Marc Boehm, Nebraska’s executive associate athletic director in charge of basketball, called it a great night. “I just want to thank all the fans,” he said. “When it was coming down to the last two minutes, I couldn’t help but look up into the stands and see everyone standing and cheering when the game came down to the wire.”
Boehm made an announcement on the Husker Sports Network while Kent Pavelka and Matt Davison waited for Sadler to finish national television interviews. “For all the people who came out tonight and supported this team, this one’s for you,” Boehm said. “Let’s face it, we’ve had a tough stretch, and it was just great to get a win for these fans, these kids who have worked so hard and for Doc and his entire staff.”
Praise and credit were well deserved, but Boehm transitioned quickly to the next big hurdle in the Huskers’ road to Big Ten respectability: The big, bad Buckeyes from The Ohio State University and their all-everything sophomore forward, Jared Sullinger.
“It doesn’t stop here,” Boehm said of the Indiana win. “We have a huge game here Saturday night. Ohio State comes in, and I think these kids are up to the challenge once again.”
Boehm didn’t say it, but he knows a bigger crowd creates a stronger home-court advantage and exponentially increases any opportunity to manufacture an upset against a team that handed Nebraska its most lopsided loss of the season in Columbus.
Holly Adam, Nebraska’s assistant athletic director for tickets, said Thursday that 9,700 seats have been sold for Saturday night's game against No. 4 Ohio State. Tickets for the OSU gameand its 7 p.m. tip-offare available onHuskers.comand by phone. Pricesbegin at $20. Tickets also can be purchased by calling 402-472-3111 or 1-800-8BIGRED.
“I hope the Devaney is crammed to the rafters for the Ohio State game,” Pavelka told his listeners after Sadler’s post-game show. Translation: Even a radio guy knows the impact a full house can have on a national television audience, not to mention the extra adrenaline it can create in players who will battle valiantly to score an even bigger upset that could change the course of this historic season.
All Sadler can vouch for is what he promised earlier this week – relentless effort and a never-give-up mindset. Now that his team has some confidence to go with all that effort, Saturday night offers a once unimaginable reward.
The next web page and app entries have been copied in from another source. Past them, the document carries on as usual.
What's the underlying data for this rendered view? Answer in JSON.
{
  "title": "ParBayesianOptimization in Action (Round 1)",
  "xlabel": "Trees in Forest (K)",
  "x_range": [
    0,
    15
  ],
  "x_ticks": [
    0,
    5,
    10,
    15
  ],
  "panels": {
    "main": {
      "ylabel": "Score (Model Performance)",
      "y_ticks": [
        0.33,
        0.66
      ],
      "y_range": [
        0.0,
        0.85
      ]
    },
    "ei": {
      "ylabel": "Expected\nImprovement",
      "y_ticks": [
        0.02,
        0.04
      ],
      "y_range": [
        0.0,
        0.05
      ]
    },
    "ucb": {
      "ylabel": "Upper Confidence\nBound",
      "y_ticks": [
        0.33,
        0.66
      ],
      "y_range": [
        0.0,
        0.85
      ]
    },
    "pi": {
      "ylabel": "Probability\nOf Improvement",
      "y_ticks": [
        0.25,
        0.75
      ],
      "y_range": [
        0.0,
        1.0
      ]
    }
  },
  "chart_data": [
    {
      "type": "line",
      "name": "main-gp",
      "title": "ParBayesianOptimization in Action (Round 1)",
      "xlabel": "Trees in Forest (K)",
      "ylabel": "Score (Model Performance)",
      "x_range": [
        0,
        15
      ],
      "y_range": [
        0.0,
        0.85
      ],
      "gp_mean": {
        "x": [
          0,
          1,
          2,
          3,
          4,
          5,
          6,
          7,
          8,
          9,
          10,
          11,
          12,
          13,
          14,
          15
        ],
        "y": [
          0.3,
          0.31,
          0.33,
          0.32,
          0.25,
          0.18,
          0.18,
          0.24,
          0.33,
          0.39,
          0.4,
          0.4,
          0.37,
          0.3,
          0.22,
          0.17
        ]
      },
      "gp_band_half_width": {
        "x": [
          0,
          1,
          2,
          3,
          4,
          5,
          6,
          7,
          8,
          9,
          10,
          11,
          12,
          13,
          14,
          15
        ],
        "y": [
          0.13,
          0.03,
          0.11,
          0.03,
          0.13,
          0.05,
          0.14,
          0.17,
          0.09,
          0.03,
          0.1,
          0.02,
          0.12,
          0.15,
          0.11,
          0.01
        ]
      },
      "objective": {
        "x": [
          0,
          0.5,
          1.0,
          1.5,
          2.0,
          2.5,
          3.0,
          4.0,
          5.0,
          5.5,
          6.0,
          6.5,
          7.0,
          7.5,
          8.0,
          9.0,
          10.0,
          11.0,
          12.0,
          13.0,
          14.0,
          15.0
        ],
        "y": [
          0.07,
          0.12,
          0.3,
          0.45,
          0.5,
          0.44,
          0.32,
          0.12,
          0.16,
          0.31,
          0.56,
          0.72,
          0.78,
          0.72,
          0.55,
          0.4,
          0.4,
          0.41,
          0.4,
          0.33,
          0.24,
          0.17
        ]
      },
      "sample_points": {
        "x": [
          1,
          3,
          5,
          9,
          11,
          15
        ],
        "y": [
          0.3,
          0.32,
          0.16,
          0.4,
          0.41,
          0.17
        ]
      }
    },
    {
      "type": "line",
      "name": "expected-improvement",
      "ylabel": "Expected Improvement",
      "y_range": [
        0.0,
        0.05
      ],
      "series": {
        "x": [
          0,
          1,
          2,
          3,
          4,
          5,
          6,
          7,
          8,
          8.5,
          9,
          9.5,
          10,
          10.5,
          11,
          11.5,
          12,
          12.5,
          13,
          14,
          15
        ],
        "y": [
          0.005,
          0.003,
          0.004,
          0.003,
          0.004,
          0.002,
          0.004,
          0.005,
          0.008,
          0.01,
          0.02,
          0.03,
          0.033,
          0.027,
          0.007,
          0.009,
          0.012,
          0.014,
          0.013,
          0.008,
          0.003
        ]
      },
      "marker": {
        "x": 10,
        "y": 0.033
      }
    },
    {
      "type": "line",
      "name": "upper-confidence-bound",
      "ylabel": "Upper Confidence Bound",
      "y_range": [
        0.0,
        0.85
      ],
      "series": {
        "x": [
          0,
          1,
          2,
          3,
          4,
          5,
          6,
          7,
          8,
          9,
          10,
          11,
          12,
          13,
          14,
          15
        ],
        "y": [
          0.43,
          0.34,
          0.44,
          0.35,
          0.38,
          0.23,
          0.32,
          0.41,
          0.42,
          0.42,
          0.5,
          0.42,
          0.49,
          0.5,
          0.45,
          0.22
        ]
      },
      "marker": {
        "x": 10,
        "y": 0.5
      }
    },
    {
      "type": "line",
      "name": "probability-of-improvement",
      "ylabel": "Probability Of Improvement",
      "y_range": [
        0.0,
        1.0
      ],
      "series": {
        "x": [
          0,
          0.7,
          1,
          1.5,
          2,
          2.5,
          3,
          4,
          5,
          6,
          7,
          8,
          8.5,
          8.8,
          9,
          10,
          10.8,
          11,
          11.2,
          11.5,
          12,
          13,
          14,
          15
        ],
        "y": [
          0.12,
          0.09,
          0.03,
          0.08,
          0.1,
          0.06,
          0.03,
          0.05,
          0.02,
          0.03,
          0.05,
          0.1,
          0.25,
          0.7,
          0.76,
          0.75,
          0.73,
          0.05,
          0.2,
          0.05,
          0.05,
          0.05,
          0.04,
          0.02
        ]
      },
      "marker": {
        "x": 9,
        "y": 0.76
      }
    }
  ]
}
With one big win and in one fell swoop, Nebraska has a chance to change its path from Rocky Road to Glory Road.
And the Huskers already have the perfect role model in the Michigan Wolverines, who recovered from a 1-and-6 start in the Big Ten to qualify for last year’s NCAA Tournament.
Following in those footprints will not be easy by any stretch of the imagination.
“We need our fans,” Hoppen said. “You could see tonight the kind of impact they can have.”